0.0002 0.26 0.0021 2.28 0.0008 0.84 0.0025 2.38 0.0035 3.64 0.0015 1.60 0.0009 1.15 bootstrap 0.0002 0.50 0.0007 2.07 0.0000 0.04 0.0002 0.49 0.0003 0.98 -0.0001 -0.34 0.0000 0.08




0.0295 0.0996 2.39 -0.0380 0.0699 -2.95 0.0286 0.0708 2.10 -0.0035 0.0688 -0.28 -0.0023 0.0768 -0.19 -0.0045 0.0676 -0.33 -0.0190 0.0715 -1.38 replications) 0.0078 0.0253 0.87 -0.0289 0.0272 -3.19 0.0311 0.0334 3.27 -0.0013 0.0196 -0.13 0.0035 0.0215 0.44 -0.0195 0.0218 -2.73 -0.0050 0.0343 -0.58

Obs 8496 8496 8496 8496 8496 8496 8496

8496 8496 8496 8496 8496 8496 8496

Table 3: LAD estimation of Equation (1), 8496 observations in each year. Year 1997 1998 1999 2000 2001 2002 2003 2004

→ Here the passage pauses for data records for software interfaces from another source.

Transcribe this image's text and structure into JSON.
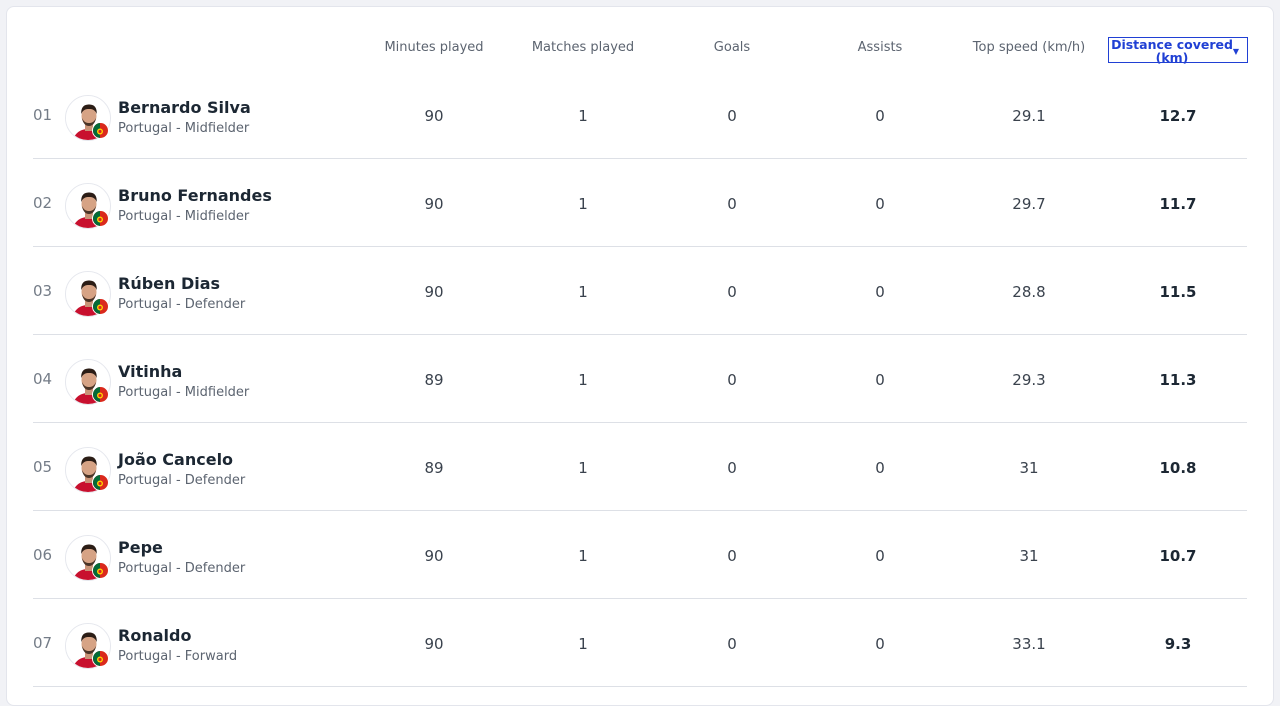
{
  "columns": [
    {
      "label": "Minutes played"
    },
    {
      "label": "Matches played"
    },
    {
      "label": "Goals"
    },
    {
      "label": "Assists"
    },
    {
      "label": "Top speed (km/h)"
    },
    {
      "label": "Distance covered (km)",
      "sorted": true,
      "sort_icon": "caret-down-icon"
    }
  ],
  "colors": {
    "accent": "#2040d4",
    "divider": "#dde0e6",
    "flag_green": "#046a38",
    "flag_red": "#da291c"
  },
  "players": [
    {
      "rank": "01",
      "name": "Bernardo Silva",
      "meta": "Portugal - Midfielder",
      "minutes": "90",
      "matches": "1",
      "goals": "0",
      "assists": "0",
      "top_speed": "29.1",
      "distance": "12.7"
    },
    {
      "rank": "02",
      "name": "Bruno Fernandes",
      "meta": "Portugal - Midfielder",
      "minutes": "90",
      "matches": "1",
      "goals": "0",
      "assists": "0",
      "top_speed": "29.7",
      "distance": "11.7"
    },
    {
      "rank": "03",
      "name": "Rúben Dias",
      "meta": "Portugal - Defender",
      "minutes": "90",
      "matches": "1",
      "goals": "0",
      "assists": "0",
      "top_speed": "28.8",
      "distance": "11.5"
    },
    {
      "rank": "04",
      "name": "Vitinha",
      "meta": "Portugal - Midfielder",
      "minutes": "89",
      "matches": "1",
      "goals": "0",
      "assists": "0",
      "top_speed": "29.3",
      "distance": "11.3"
    },
    {
      "rank": "05",
      "name": "João Cancelo",
      "meta": "Portugal - Defender",
      "minutes": "89",
      "matches": "1",
      "goals": "0",
      "assists": "0",
      "top_speed": "31",
      "distance": "10.8"
    },
    {
      "rank": "06",
      "name": "Pepe",
      "meta": "Portugal - Defender",
      "minutes": "90",
      "matches": "1",
      "goals": "0",
      "assists": "0",
      "top_speed": "31",
      "distance": "10.7"
    },
    {
      "rank": "07",
      "name": "Ronaldo",
      "meta": "Portugal - Forward",
      "minutes": "90",
      "matches": "1",
      "goals": "0",
      "assists": "0",
      "top_speed": "33.1",
      "distance": "9.3"
    }
  ]
}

α Std. Error -0.1034 0.0043 -0.0807 0.0041 -0.0748 0.0041 -0.0762 0.0042 -0.0518 0.0041 -0.0581 0.0040 -0.0721 0.0042 -0.1010 0.0039


Figure 2: A comparison of growth rate variance across multiplant categories. Top left: 1997; top right: 1998; 2nd row left: 1999; 2nd row right: 2000; 3rd row left: 2001; 3rd row right: 2002; bottom left: 2003; bottom right: 2004. Triangles and solid line correspond to the 14 and dotted line correspond to the raw data. ‘cleaned data’ (i.e. size effects removed), squares